In 1911, solely lately out of school, Perkins personally witnessed the Triangle Shirtwaist Factory hearth, and noticed dozens of younger Jewish and Italian immigrant girls leap or fall to their deaths fairly than be consumed by flames. In 1995, solely lately out of Harvard Law School, Su was one of the first individuals to come across the 75 immigrant Thai staff who’d been forcibly enslaved in a suburban Los Angeles sweatshop, turning out clothes like their Triangle Shirtwaist forebears. It was Su who secured their launch from federal custody (they have been all undocumented) and received authorized standing and monetary recompense for them.
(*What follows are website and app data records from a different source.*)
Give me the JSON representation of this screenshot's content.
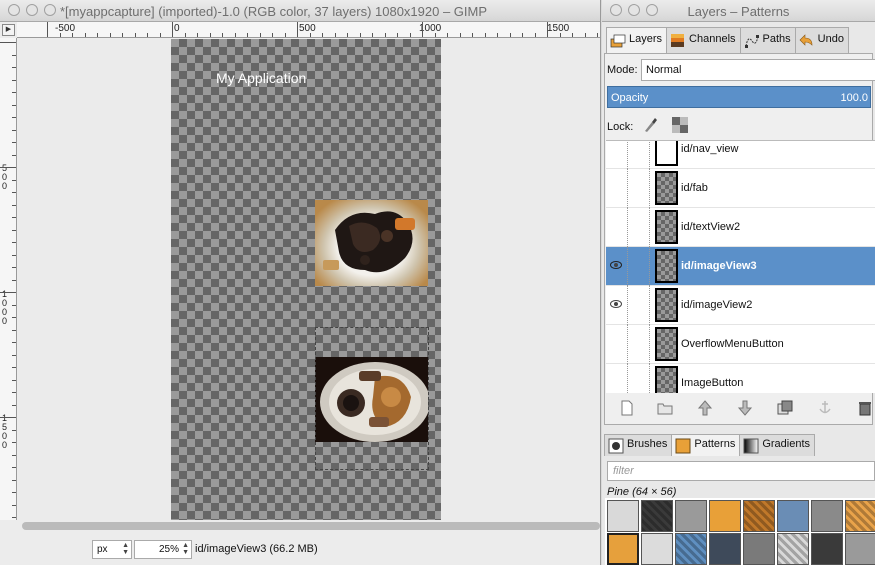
{
  "image_window": {
    "title": "*[myappcapture] (imported)-1.0 (RGB color, 37 layers) 1080x1920 – GIMP",
    "hruler_labels": [
      "-500",
      "0",
      "500",
      "1000",
      "1500"
    ],
    "vruler_labels": [
      "500",
      "1000",
      "1500"
    ],
    "canvas_app_title": "My Application",
    "status": {
      "unit": "px",
      "zoom": "25%",
      "layer_info": "id/imageView3 (66.2 MB)"
    }
  },
  "dock": {
    "title": "Layers – Patterns",
    "tabs": [
      {
        "label": "Layers",
        "icon": "layers-icon"
      },
      {
        "label": "Channels",
        "icon": "channels-icon"
      },
      {
        "label": "Paths",
        "icon": "paths-icon"
      },
      {
        "label": "Undo",
        "icon": "undo-icon"
      }
    ],
    "mode_label": "Mode:",
    "mode_value": "Normal",
    "opacity_label": "Opacity",
    "opacity_value": "100.0",
    "lock_label": "Lock:",
    "layers": [
      {
        "name": "id/nav_view",
        "visible": false,
        "selected": false
      },
      {
        "name": "id/fab",
        "visible": false,
        "selected": false
      },
      {
        "name": "id/textView2",
        "visible": false,
        "selected": false
      },
      {
        "name": "id/imageView3",
        "visible": true,
        "selected": true
      },
      {
        "name": "id/imageView2",
        "visible": true,
        "selected": false
      },
      {
        "name": "OverflowMenuButton",
        "visible": false,
        "selected": false
      },
      {
        "name": "ImageButton",
        "visible": false,
        "selected": false
      }
    ],
    "layer_buttons": [
      "new-layer-icon",
      "new-group-icon",
      "raise-layer-icon",
      "lower-layer-icon",
      "duplicate-layer-icon",
      "anchor-layer-icon",
      "delete-layer-icon"
    ],
    "bottom_tabs": [
      {
        "label": "Brushes",
        "icon": "brushes-icon"
      },
      {
        "label": "Patterns",
        "icon": "patterns-icon"
      },
      {
        "label": "Gradients",
        "icon": "gradients-icon"
      }
    ],
    "filter_placeholder": "filter",
    "pattern_name": "Pine (64 × 56)",
    "pattern_colors": [
      "#d9d9d9",
      "#3a3a3a",
      "#9a9a9a",
      "#e8a038",
      "#c0782a",
      "#6a8db5",
      "#8a8a8a",
      "#e9a34a",
      "#e6a03c",
      "#dcdcdc",
      "#5f8fc0",
      "#3e4a5a",
      "#7a7a7a"
    ]
  }
}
Like Perkins, who met the problem of the Depression by crafting new packages whereas serving as labor secretary in New York Gov. Franklin Roosevelt’s Cabinet from 1929 to 1933, so Su has aggressively intervened on behalf of a brand new technology of exploited staff as labor commissioner after which labor secretary beneath California Govs. Jerry Brown and Gavin Newsom. In explicit, Su has gone after employers in a spread of industries (trucking, automotive washes, private transport) who cheated their staff by mislabeling them as impartial contractors fairly than workers. She’s received innumerable courtroom instances that compelled these employers to pay these staff the again wages they have been owed, and to acknowledge them for what they have been: workers.
Therefore, this isn’t only a battle about id, however one about who greatest represents the fashionable working class, and who would greatest advocate for his or her pursuits. That, greater than something, could also be key to bettering Democrats’ standing with working-class voters.
“The building trades are pushing Marty,” one union official informed me, “but half their members voted for Trump. Patrick and Julie come from the electorate that actually elected Biden; and they’ve worked for the actually existing, very diverse, very underpaid workforce. That’s what this choice is about.”